Tuesday, July 23, 2013

A Quaint Cobblestone Path

Read Part One Of The Cobblestone Path here.

Part one left us with plastic covering the path.  It sat for a week curing under perfect conditions.  Moist and not too hot.

Ta Da.

I filled the cracks in with some topsoil.  It looked okay but I remembered my mom telling me about a mixture, using buttermilk and moss to encourage new moss to grow.  Of course I headed to Google to find the recipe and happened upon good old Martha Stewart!
Martha's recipe here!
She used beer in her recipe, and with hubbys beer making hobby, I have an endless supply.  You know what they say, "If life gives you beer, make moss"....or maybe it was something to do with lemons, but regardless, I had beer on hand.

These are little pellets that you add water to, soak and they swell up and retain moisture.  I am told you can buy them at the dollar store for filling vases.  I bought mine at a liquidation store a few years ago.

Honestly, I didn't get this from a cow!

In the shade, and with a daily dose of water, there sits quietly, the turtle growing moss.
  After reading the recipe again and discovering that I was away the day I read
 "Mist regularly for two to three months", (which I kindly highlighted for you all,)  my impatience kicked in.   I picked up a couple of scotch moss plants, divided them up and plunked them in!

A fern thrown into the mix.  Hopefully it will spread and create a border along the path!

Moss Milkshake
"The moss milkshake, or fragmentation method of planting, takes a bit more patience.
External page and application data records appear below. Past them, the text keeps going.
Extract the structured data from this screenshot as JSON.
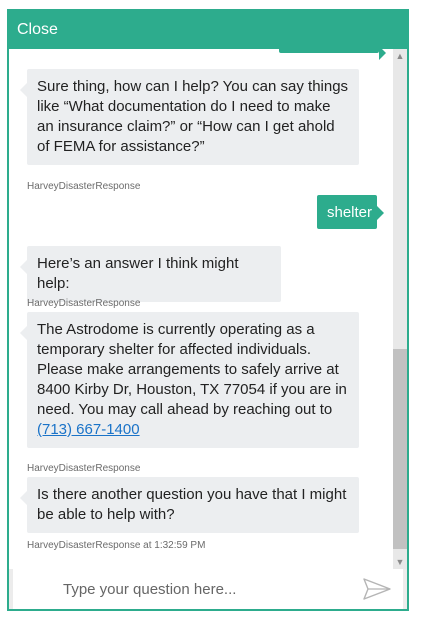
{
  "header": {
    "close_label": "Close"
  },
  "messages": [
    {
      "from": "bot",
      "text": "Sure thing, how can I help? You can say things like “What documentation do I need to make an insurance claim?” or “How can I get ahold of FEMA for assistance?”",
      "sender": "HarveyDisasterResponse"
    },
    {
      "from": "user",
      "text": "shelter"
    },
    {
      "from": "bot",
      "text": "Here’s an answer I think might help:",
      "sender": "HarveyDisasterResponse"
    },
    {
      "from": "bot",
      "text": "The Astrodome is currently operating as a temporary shelter for affected individuals. Please make arrangements to safely arrive at 8400 Kirby Dr, Houston, TX 77054 if you are in need.  You may call ahead by reaching out to",
      "link": "(713) 667-1400",
      "sender": "HarveyDisasterResponse"
    },
    {
      "from": "bot",
      "text": "Is there another question you have that I might be able to help with?",
      "sender": "HarveyDisasterResponse at 1:32:59 PM"
    }
  ],
  "input": {
    "placeholder": "Type your question here...",
    "value": ""
  },
  "icons": {
    "send": "send-arrow-icon",
    "scroll_up": "chevron-up-icon",
    "scroll_down": "chevron-down-icon"
  },
  "colors": {
    "accent": "#2dac8d",
    "bot_bubble": "#eceef0",
    "link": "#1a73c8"
  }
}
To create a moss milkshake, mix together pre-shredded moss, gel powder, and buttermilk powder or beer with a few cups of room temperature, non-chlorinated water in a pail. Keep in mind that this mixture is not a perfect science, and you should play with the ingredient amounts. Let stand for five to 10 minutes, and then smear the mixture over soil. Mist regularly for two to three months or until the moss fragments begin growing together. Fragments of the moss may turn tan, but don't give up: keep the moss moist until new growth appears."

  I am hopeful that it will spread into the cracks and fill in my little cobblestone path this season, but I am sure it will take a few years, so now I must
hurry up and wait :(

Cheers :)

Linking up With

Monday, July 22, 2013

Feral Turtle Visits Hometalk!

Good day!
The creators of Hometalk recently contacted
 me to create a "Shower Curtain Board",
 similar to Pinterest Boards, but on STEROIDS! 
 I included many different projects using shower curtains, all found on Hometalk.

  Cristina from Remodelando la Casa first introduced me to this fabulous site!
Thanks Cristina :)

There are so many great projects, ideas, pictures, and 
 you can even ask other Hometalkers for advice!

Hope you check it out and while you are there, sign up for your own Hometalk account!  You can join in on discussions. create your own boards, or just check in on all the great projects happening around your virtual world.  Best of all......IT'S FREE.

Tuesday, July 16, 2013

A Gaming Race Seat Built Mostly From Recycled Material!!

We are probably a little old for this kinda stuff; well at least that's what the staff at the computer store assume when we go in for parts.  They ask "Is this for your kids?" When we reply with a...It's for us, 
   they giggle, sometimes outright laugh, and say, "Cool". 
Hubby's birthday is just around the corner and a certain racing wheel he's been eyeing up, happened.   
  So off to work we go to create a gamers racing seat.
He gathered a seat from an old car, and used an office divider stripped of all its dividing stuff, for the frame.

We shimmed the seat up with scrap lumber to a suitable height  This actually took a long time to get it just right.

An old bed frame was salvage for it's angle iron.

Hubby. being a bit of a fabricating man started cutting and grinding and fitting up his parts.

Then he started welding!  I offered to do this for him but he graciously declined my generous offer.....??????

All tacked up.

Fabbing up the steering wheel support.

Cutting wooden supports for the Wheel, Shifter, and Foot Pedals.

A trial fit before the final welding.

Final  welding....and wiping needed.

Paint goes on the supports.

Frame was sprayed with a gloss black.

I think Ferrari Red helps with speed.

Ready to go.  Just need the computer and screen.  BTW, this seat is adjustable!  Even I can reach the foot pedals.

Happy Early Birthday Hubby!